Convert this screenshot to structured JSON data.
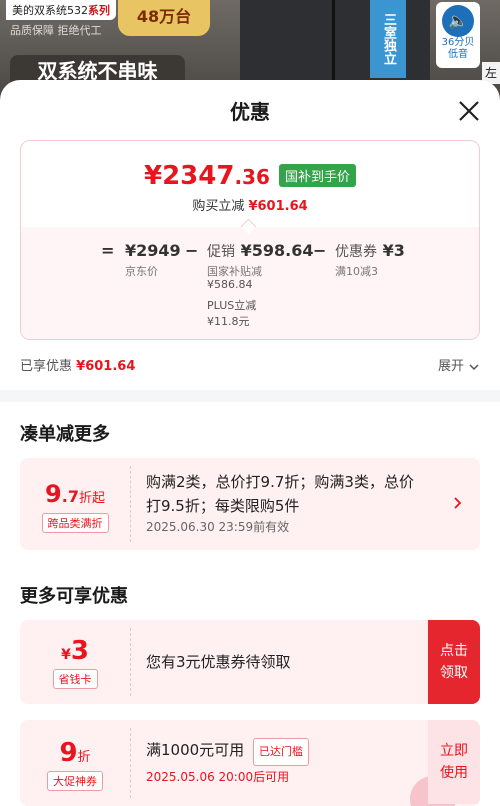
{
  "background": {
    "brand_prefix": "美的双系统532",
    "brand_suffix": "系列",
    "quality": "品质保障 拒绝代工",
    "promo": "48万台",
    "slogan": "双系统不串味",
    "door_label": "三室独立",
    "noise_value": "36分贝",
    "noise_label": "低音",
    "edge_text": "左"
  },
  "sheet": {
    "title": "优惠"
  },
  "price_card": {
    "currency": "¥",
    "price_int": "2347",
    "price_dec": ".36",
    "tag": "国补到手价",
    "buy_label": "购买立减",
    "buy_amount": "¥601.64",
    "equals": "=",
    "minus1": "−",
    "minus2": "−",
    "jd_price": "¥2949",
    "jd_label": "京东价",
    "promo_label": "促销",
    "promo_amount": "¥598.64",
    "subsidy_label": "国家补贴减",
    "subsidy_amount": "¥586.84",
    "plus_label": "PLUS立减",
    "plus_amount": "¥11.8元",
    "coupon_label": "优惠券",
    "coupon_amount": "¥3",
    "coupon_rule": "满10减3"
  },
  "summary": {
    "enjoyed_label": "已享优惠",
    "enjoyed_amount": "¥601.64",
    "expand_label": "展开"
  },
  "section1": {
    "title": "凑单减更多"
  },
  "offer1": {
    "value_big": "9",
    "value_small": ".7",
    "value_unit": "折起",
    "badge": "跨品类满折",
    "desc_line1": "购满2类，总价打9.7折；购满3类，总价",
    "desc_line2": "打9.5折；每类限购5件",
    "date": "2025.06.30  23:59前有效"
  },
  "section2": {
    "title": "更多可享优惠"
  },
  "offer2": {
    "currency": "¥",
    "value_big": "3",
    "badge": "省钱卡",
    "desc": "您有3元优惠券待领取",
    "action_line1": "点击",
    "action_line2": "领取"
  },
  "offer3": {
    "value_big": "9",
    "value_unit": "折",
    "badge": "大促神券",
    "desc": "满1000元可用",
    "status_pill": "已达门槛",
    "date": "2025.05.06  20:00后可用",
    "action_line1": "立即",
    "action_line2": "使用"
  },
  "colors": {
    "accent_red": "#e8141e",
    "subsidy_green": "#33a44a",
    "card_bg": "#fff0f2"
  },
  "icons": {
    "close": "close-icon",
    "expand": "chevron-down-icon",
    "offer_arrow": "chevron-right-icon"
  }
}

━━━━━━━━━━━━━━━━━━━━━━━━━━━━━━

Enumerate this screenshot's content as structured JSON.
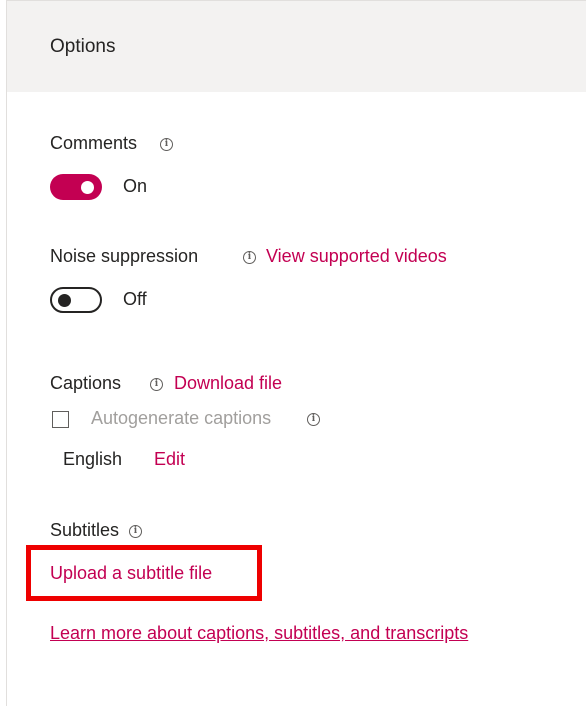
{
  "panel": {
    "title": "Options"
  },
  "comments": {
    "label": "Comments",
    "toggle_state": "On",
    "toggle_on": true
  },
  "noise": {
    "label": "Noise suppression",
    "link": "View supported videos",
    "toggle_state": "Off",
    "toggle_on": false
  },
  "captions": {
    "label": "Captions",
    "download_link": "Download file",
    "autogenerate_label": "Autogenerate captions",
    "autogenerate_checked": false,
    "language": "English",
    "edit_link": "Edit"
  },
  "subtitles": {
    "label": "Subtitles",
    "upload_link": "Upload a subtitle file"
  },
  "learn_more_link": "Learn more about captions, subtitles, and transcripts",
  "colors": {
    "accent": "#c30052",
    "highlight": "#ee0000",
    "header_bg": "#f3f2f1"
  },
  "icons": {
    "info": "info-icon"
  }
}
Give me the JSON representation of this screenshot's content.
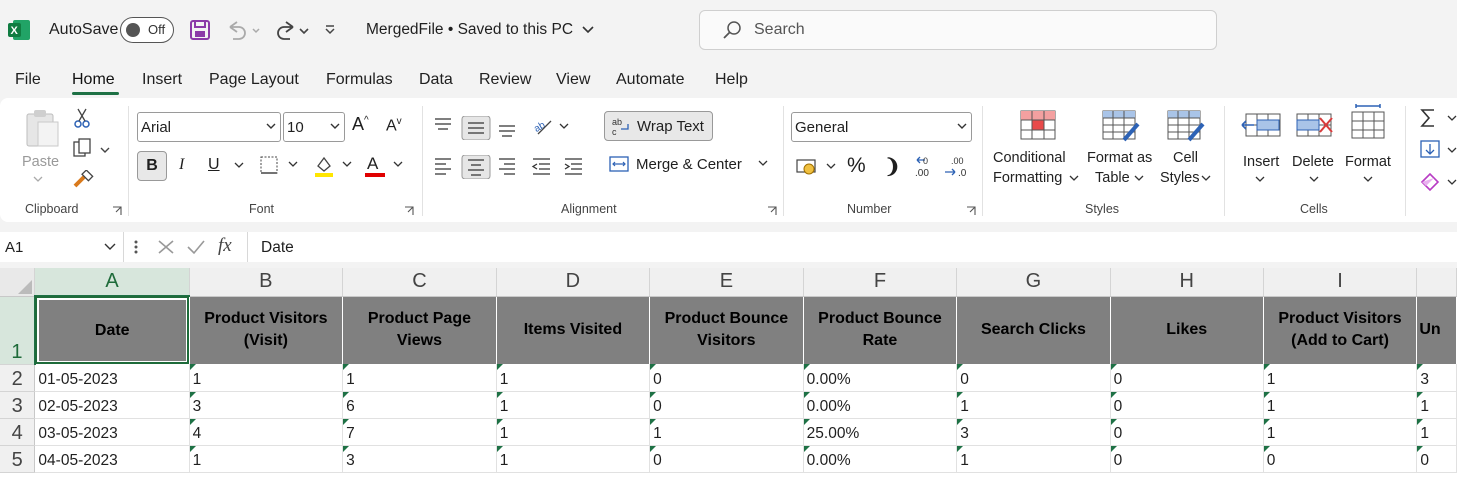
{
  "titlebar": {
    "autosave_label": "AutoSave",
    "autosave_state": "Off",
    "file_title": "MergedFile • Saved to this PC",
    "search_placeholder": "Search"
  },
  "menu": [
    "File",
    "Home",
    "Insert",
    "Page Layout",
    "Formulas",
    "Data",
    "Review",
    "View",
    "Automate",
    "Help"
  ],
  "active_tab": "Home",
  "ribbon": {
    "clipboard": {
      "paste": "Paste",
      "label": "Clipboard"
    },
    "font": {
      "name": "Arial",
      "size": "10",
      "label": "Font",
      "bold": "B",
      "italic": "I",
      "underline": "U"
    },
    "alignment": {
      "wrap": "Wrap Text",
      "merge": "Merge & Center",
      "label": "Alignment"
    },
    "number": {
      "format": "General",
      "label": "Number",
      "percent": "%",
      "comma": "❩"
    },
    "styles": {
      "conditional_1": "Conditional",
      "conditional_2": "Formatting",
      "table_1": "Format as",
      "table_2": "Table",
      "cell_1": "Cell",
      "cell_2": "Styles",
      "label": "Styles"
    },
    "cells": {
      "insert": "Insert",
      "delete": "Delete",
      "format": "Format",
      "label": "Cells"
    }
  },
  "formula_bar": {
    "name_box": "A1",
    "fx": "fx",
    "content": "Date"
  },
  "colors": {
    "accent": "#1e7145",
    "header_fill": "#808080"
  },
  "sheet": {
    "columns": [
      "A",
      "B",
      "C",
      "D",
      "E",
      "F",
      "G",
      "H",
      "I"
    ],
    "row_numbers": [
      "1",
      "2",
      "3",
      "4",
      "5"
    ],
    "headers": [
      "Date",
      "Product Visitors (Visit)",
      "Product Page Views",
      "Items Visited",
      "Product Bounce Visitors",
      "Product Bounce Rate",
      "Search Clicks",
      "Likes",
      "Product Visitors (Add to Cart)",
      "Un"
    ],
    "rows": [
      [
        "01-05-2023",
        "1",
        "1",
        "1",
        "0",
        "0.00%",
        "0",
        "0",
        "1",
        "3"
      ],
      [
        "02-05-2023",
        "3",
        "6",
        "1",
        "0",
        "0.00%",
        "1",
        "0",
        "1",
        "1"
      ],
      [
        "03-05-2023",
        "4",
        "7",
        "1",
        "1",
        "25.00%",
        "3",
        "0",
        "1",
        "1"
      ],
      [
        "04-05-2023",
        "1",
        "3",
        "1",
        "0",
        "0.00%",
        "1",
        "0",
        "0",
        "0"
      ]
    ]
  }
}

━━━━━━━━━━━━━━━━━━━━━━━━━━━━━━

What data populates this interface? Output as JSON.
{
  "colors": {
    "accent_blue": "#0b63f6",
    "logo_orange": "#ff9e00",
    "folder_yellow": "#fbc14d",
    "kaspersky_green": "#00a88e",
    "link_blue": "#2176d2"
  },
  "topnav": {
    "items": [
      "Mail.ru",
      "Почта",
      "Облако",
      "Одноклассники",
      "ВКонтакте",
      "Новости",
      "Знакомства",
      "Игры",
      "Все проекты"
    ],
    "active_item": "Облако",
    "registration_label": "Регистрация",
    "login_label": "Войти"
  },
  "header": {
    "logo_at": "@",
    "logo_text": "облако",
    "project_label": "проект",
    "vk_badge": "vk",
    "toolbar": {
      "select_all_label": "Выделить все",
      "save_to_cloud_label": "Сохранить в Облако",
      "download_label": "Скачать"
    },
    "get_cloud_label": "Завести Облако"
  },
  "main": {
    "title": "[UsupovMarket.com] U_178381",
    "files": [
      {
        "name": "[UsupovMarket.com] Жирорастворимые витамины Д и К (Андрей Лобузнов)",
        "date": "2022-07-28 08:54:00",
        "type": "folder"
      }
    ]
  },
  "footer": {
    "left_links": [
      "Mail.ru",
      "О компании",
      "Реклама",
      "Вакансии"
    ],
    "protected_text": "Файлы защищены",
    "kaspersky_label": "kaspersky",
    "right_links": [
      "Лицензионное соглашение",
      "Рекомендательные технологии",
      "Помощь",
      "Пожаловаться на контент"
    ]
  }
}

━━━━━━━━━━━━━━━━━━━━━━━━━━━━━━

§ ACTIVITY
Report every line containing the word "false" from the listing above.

§ SOLVED EXERCISE
    "toggle_on": false
    "autogenerate_checked": false,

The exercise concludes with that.